After his near-death experience, Trevor returned home to North Queensland where he landed the role of cultural practice coordinator at Townsville Hospital and Health Service.
He now leads cultural capability training, a mandatory program that educates clinicians on the history of First Nations people, while teaching them how to improve interactions with Aboriginal and Torres Strait Islander patients.
“My training program is not about blaming anyone for the past; it’s about teaching an important part of history and culture that isn’t taught in schools,” Trevor said.
“By improving our staff’s cultural understanding, they become more empathetic to our First Nations people, which helps provide a better service for patients.”
From a quiet schoolboy held back by the prejudice of a misguided teacher, Trevor has become a champion for change, educating even the most educated doctors in new ways.
But his job isn’t done yet.
“I’m hopeful we can close the gap in our lifetime if everybody gets on board and works together, particularly the younger generations.”
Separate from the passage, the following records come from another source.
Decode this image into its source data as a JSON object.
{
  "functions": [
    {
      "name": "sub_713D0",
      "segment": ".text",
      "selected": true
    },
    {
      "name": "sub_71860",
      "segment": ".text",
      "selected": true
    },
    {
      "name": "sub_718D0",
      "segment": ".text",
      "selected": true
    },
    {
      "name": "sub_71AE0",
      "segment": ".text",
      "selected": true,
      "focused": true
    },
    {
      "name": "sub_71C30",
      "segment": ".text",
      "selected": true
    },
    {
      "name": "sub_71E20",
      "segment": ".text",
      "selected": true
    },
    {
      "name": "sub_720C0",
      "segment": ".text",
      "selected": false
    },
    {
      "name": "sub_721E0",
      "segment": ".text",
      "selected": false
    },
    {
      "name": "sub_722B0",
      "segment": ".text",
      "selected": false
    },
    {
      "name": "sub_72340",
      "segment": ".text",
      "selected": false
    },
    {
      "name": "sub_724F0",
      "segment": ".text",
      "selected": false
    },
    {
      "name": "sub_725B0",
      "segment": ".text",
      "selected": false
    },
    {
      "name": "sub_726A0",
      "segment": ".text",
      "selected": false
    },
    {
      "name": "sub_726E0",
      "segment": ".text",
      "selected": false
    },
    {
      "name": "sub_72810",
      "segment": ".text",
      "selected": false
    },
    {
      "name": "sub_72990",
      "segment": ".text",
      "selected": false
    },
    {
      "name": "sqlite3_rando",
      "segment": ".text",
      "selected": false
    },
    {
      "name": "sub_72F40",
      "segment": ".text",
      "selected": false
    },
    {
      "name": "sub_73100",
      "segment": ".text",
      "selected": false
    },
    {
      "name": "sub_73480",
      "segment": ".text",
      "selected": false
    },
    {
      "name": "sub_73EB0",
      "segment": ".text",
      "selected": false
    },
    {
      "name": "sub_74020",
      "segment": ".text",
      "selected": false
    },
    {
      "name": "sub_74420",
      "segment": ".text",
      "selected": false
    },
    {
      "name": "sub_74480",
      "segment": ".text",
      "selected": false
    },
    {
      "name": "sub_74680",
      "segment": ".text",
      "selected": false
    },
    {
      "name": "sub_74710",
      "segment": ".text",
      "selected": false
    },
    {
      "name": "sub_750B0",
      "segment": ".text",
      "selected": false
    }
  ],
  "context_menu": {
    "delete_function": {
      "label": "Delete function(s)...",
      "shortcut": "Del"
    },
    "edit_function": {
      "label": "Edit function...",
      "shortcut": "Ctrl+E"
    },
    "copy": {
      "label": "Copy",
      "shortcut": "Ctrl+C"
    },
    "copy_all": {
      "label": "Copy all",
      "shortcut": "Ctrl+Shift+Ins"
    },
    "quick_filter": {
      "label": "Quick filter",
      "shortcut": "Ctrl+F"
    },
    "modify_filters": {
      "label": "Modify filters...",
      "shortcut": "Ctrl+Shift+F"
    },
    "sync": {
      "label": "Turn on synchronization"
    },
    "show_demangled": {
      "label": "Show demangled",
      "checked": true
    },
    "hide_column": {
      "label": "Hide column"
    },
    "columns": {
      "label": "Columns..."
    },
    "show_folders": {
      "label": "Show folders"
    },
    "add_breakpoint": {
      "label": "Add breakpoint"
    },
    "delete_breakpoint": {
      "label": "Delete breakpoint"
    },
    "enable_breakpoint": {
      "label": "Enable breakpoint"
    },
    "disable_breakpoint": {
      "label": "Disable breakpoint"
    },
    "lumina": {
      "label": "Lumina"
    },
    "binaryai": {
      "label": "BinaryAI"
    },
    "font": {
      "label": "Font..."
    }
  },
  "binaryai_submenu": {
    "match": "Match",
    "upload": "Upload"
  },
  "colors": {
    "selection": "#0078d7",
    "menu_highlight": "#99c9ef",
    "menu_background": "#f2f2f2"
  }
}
Townsville Hospital and Health Service Chief Executive Kieran Keyes said recent data from the Productivity Commission’s Closing the Gap Information Repository highlighted that there was still a long way to go in improving health outcomes for First Nations people.
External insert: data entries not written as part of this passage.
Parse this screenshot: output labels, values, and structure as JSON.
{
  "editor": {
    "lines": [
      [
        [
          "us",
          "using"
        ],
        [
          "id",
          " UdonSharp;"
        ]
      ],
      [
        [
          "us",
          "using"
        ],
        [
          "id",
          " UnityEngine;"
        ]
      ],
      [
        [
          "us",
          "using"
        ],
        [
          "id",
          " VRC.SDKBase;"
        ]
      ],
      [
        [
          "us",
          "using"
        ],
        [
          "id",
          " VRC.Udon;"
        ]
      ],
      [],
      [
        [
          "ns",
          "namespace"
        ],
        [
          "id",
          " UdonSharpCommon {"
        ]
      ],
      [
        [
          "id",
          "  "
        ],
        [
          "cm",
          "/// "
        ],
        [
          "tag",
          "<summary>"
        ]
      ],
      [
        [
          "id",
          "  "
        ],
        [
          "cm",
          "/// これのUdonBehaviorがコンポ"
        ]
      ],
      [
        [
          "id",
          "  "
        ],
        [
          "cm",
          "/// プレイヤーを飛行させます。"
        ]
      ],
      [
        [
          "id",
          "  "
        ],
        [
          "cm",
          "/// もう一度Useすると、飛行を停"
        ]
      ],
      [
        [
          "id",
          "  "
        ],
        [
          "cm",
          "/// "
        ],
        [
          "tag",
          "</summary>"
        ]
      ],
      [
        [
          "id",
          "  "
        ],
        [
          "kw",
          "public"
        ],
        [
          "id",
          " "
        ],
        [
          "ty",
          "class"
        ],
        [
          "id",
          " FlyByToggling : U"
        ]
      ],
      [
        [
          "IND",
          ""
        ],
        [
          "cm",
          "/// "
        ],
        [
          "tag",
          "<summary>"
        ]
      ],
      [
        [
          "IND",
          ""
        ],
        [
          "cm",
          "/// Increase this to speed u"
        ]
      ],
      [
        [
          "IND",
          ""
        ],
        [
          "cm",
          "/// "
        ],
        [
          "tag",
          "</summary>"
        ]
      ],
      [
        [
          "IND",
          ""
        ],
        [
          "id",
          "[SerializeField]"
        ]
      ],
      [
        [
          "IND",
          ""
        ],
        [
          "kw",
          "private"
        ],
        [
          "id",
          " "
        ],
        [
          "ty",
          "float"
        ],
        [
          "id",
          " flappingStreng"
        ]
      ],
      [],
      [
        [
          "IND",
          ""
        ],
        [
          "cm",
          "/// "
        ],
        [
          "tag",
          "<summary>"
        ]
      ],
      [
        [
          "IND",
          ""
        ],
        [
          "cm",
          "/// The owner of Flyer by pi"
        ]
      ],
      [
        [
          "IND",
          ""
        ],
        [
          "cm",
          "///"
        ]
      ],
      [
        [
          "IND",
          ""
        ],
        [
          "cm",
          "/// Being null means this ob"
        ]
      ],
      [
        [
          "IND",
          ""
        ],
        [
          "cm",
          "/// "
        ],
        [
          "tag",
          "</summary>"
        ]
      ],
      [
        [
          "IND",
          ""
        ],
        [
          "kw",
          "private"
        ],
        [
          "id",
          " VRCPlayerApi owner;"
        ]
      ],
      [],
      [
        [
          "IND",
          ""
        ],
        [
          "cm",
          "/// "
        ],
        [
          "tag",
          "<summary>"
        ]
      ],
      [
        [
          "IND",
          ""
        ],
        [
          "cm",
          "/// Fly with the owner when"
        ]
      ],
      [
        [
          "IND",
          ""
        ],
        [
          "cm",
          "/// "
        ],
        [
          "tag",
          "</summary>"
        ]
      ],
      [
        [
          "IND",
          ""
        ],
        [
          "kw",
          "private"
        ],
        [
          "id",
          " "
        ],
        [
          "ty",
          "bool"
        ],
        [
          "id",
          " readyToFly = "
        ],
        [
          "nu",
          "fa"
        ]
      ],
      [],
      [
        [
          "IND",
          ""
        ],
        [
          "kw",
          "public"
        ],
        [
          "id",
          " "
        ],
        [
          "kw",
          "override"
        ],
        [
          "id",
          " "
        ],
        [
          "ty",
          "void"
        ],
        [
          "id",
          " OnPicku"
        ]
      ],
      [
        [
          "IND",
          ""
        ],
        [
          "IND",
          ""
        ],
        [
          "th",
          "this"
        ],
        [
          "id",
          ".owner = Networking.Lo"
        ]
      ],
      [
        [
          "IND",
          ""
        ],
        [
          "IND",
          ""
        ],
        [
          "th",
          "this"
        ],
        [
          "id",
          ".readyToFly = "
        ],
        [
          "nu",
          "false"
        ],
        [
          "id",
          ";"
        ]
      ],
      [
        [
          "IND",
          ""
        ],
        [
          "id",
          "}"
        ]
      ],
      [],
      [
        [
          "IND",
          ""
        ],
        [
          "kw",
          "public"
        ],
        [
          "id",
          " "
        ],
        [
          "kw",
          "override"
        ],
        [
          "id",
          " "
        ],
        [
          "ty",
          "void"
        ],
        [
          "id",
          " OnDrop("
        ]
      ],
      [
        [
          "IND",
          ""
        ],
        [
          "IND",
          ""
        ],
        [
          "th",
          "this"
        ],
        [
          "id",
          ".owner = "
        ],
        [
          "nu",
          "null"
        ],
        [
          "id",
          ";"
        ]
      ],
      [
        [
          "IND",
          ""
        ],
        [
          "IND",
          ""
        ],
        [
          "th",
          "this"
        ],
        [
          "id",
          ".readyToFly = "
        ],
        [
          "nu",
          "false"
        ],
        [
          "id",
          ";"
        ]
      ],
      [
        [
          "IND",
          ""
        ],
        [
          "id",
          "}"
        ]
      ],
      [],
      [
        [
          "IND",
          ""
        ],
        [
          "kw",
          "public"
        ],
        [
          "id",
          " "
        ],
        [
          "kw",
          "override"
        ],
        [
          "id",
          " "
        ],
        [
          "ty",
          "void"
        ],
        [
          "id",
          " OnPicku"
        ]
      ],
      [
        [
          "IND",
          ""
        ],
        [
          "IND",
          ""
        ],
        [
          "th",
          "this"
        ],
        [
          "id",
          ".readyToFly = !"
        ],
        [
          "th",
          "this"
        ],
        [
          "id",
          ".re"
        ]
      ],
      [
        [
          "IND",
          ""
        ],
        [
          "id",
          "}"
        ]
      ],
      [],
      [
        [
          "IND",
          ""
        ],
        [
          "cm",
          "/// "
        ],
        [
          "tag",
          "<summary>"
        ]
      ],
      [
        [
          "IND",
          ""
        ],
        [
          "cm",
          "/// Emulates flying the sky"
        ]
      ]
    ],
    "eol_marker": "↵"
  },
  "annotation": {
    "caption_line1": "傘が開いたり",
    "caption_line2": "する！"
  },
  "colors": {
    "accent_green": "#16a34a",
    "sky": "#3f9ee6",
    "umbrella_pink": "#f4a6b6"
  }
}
‘‘The data tells us that First Nations males have a life expectancy of 71.6 years compared to non-indigenous males at 80.2. While First Nations women have a life expectancy of 75.6, which is 7.8 years less than non-First Nations women,’’ Mr Keyes said.
‘‘Last year we launched the Townsville Hospital and Health Service’s inaugural First Nations Health Equity Strategy 2022-2025 which was the first step in our journey towards health equity.
‘‘The journey to equity in healthcare and health outcomes is anchored in culturally safe health practices, First Nations self-determination, and a whole-of-health-service commitment to addressing the barriers to equity.
“We also recently launched the Aboriginal and Torres Strait Islander Workforce Strategy 2022-2031, which focuses on removing barriers that have hindered the growth of the First Nations health workforce.
‘‘I know by working together we can achieve our goals, because the journey of health equity and better health outcomes is one we must take together.”